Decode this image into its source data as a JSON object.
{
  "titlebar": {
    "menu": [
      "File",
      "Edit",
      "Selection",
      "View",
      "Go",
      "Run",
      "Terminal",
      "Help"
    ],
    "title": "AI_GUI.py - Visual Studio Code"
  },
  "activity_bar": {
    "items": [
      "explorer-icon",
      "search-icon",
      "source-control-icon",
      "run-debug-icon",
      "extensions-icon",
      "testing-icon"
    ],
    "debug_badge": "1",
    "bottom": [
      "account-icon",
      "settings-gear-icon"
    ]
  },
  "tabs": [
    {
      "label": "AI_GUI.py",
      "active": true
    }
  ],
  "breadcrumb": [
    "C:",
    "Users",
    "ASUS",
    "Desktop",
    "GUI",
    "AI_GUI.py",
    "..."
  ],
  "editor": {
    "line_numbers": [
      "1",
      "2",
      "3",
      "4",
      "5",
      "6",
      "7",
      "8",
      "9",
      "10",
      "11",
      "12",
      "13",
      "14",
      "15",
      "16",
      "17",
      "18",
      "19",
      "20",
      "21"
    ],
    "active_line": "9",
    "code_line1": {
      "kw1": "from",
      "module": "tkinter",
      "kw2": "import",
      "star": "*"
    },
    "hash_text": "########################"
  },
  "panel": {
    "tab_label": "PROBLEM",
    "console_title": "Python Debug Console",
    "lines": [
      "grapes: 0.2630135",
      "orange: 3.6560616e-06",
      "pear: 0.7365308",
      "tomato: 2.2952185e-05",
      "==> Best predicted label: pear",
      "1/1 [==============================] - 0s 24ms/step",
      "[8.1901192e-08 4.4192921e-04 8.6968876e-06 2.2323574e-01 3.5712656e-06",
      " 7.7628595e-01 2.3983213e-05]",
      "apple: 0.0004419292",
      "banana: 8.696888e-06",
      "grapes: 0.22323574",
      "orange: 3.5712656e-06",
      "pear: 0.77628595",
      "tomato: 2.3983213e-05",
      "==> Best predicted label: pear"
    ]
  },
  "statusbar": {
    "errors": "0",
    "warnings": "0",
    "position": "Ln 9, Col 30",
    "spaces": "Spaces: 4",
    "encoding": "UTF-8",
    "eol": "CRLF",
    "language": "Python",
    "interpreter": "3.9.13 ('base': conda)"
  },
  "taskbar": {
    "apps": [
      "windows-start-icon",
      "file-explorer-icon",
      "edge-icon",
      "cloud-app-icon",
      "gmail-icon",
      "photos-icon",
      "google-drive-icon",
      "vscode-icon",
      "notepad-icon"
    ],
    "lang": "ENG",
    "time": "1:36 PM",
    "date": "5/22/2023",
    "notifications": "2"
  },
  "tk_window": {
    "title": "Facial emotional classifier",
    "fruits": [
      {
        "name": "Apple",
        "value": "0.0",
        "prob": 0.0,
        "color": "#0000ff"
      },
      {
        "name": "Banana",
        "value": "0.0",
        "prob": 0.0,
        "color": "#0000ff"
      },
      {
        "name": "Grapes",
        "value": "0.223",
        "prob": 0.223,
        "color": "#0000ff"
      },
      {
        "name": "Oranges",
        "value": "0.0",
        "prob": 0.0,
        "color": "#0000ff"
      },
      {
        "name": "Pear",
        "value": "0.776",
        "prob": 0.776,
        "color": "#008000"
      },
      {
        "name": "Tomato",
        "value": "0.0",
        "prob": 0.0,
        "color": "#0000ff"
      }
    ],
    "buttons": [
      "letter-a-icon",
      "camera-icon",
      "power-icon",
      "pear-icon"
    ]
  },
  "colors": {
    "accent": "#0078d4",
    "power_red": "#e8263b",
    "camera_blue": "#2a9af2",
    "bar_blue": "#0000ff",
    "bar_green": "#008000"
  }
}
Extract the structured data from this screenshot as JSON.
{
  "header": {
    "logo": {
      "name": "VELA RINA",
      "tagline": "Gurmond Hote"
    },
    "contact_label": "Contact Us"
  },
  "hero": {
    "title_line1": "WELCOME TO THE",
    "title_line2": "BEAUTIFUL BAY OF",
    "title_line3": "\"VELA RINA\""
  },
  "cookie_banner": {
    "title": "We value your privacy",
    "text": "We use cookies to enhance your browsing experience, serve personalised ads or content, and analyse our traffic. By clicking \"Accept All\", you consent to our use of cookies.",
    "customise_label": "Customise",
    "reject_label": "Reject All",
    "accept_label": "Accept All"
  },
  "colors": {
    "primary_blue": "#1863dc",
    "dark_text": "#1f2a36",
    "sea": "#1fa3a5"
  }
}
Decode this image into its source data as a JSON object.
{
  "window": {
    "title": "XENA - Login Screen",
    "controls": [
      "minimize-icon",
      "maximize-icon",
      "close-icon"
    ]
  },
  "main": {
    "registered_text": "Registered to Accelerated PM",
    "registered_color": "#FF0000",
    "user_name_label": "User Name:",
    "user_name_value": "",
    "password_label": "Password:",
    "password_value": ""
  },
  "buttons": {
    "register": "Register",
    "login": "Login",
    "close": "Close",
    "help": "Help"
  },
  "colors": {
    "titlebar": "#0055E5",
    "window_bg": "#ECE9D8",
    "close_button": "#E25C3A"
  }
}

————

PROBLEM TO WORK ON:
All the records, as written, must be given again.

ANSWER TO THE EXERCISE:
Decode this image into its source data as a JSON object.
{
  "titlebar": {
    "menu": [
      "File",
      "Edit",
      "Selection",
      "View",
      "Go",
      "Run",
      "Terminal",
      "Help"
    ],
    "title": "AI_GUI.py - Visual Studio Code"
  },
  "activity_bar": {
    "items": [
      "explorer-icon",
      "search-icon",
      "source-control-icon",
      "run-debug-icon",
      "extensions-icon",
      "testing-icon"
    ],
    "debug_badge": "1",
    "bottom": [
      "account-icon",
      "settings-gear-icon"
    ]
  },
  "tabs": [
    {
      "label": "AI_GUI.py",
      "active": true
    }
  ],
  "breadcrumb": [
    "C:",
    "Users",
    "ASUS",
    "Desktop",
    "GUI",
    "AI_GUI.py",
    "..."
  ],
  "editor": {
    "line_numbers": [
      "1",
      "2",
      "3",
      "4",
      "5",
      "6",
      "7",
      "8",
      "9",
      "10",
      "11",
      "12",
      "13",
      "14",
      "15",
      "16",
      "17",
      "18",
      "19",
      "20",
      "21"
    ],
    "active_line": "9",
    "code_line1": {
      "kw1": "from",
      "module": "tkinter",
      "kw2": "import",
      "star": "*"
    },
    "hash_text": "########################"
  },
  "panel": {
    "tab_label": "PROBLEM",
    "console_title": "Python Debug Console",
    "lines": [
      "grapes: 0.2630135",
      "orange: 3.6560616e-06",
      "pear: 0.7365308",
      "tomato: 2.2952185e-05",
      "==> Best predicted label: pear",
      "1/1 [==============================] - 0s 24ms/step",
      "[8.1901192e-08 4.4192921e-04 8.6968876e-06 2.2323574e-01 3.5712656e-06",
      " 7.7628595e-01 2.3983213e-05]",
      "apple: 0.0004419292",
      "banana: 8.696888e-06",
      "grapes: 0.22323574",
      "orange: 3.5712656e-06",
      "pear: 0.77628595",
      "tomato: 2.3983213e-05",
      "==> Best predicted label: pear"
    ]
  },
  "statusbar": {
    "errors": "0",
    "warnings": "0",
    "position": "Ln 9, Col 30",
    "spaces": "Spaces: 4",
    "encoding": "UTF-8",
    "eol": "CRLF",
    "language": "Python",
    "interpreter": "3.9.13 ('base': conda)"
  },
  "taskbar": {
    "apps": [
      "windows-start-icon",
      "file-explorer-icon",
      "edge-icon",
      "cloud-app-icon",
      "gmail-icon",
      "photos-icon",
      "google-drive-icon",
      "vscode-icon",
      "notepad-icon"
    ],
    "lang": "ENG",
    "time": "1:36 PM",
    "date": "5/22/2023",
    "notifications": "2"
  },
  "tk_window": {
    "title": "Facial emotional classifier",
    "fruits": [
      {
        "name": "Apple",
        "value": "0.0",
        "prob": 0.0,
        "color": "#0000ff"
      },
      {
        "name": "Banana",
        "value": "0.0",
        "prob": 0.0,
        "color": "#0000ff"
      },
      {
        "name": "Grapes",
        "value": "0.223",
        "prob": 0.223,
        "color": "#0000ff"
      },
      {
        "name": "Oranges",
        "value": "0.0",
        "prob": 0.0,
        "color": "#0000ff"
      },
      {
        "name": "Pear",
        "value": "0.776",
        "prob": 0.776,
        "color": "#008000"
      },
      {
        "name": "Tomato",
        "value": "0.0",
        "prob": 0.0,
        "color": "#0000ff"
      }
    ],
    "buttons": [
      "letter-a-icon",
      "camera-icon",
      "power-icon",
      "pear-icon"
    ]
  },
  "colors": {
    "accent": "#0078d4",
    "power_red": "#e8263b",
    "camera_blue": "#2a9af2",
    "bar_blue": "#0000ff",
    "bar_green": "#008000"
  }
}
Extract the structured data from this screenshot as JSON.
{
  "header": {
    "logo": {
      "name": "VELA RINA",
      "tagline": "Gurmond Hote"
    },
    "contact_label": "Contact Us"
  },
  "hero": {
    "title_line1": "WELCOME TO THE",
    "title_line2": "BEAUTIFUL BAY OF",
    "title_line3": "\"VELA RINA\""
  },
  "cookie_banner": {
    "title": "We value your privacy",
    "text": "We use cookies to enhance your browsing experience, serve personalised ads or content, and analyse our traffic. By clicking \"Accept All\", you consent to our use of cookies.",
    "customise_label": "Customise",
    "reject_label": "Reject All",
    "accept_label": "Accept All"
  },
  "colors": {
    "primary_blue": "#1863dc",
    "dark_text": "#1f2a36",
    "sea": "#1fa3a5"
  }
}
Decode this image into its source data as a JSON object.
{
  "window": {
    "title": "XENA - Login Screen",
    "controls": [
      "minimize-icon",
      "maximize-icon",
      "close-icon"
    ]
  },
  "main": {
    "registered_text": "Registered to Accelerated PM",
    "registered_color": "#FF0000",
    "user_name_label": "User Name:",
    "user_name_value": "",
    "password_label": "Password:",
    "password_value": ""
  },
  "buttons": {
    "register": "Register",
    "login": "Login",
    "close": "Close",
    "help": "Help"
  },
  "colors": {
    "titlebar": "#0055E5",
    "window_bg": "#ECE9D8",
    "close_button": "#E25C3A"
  }
}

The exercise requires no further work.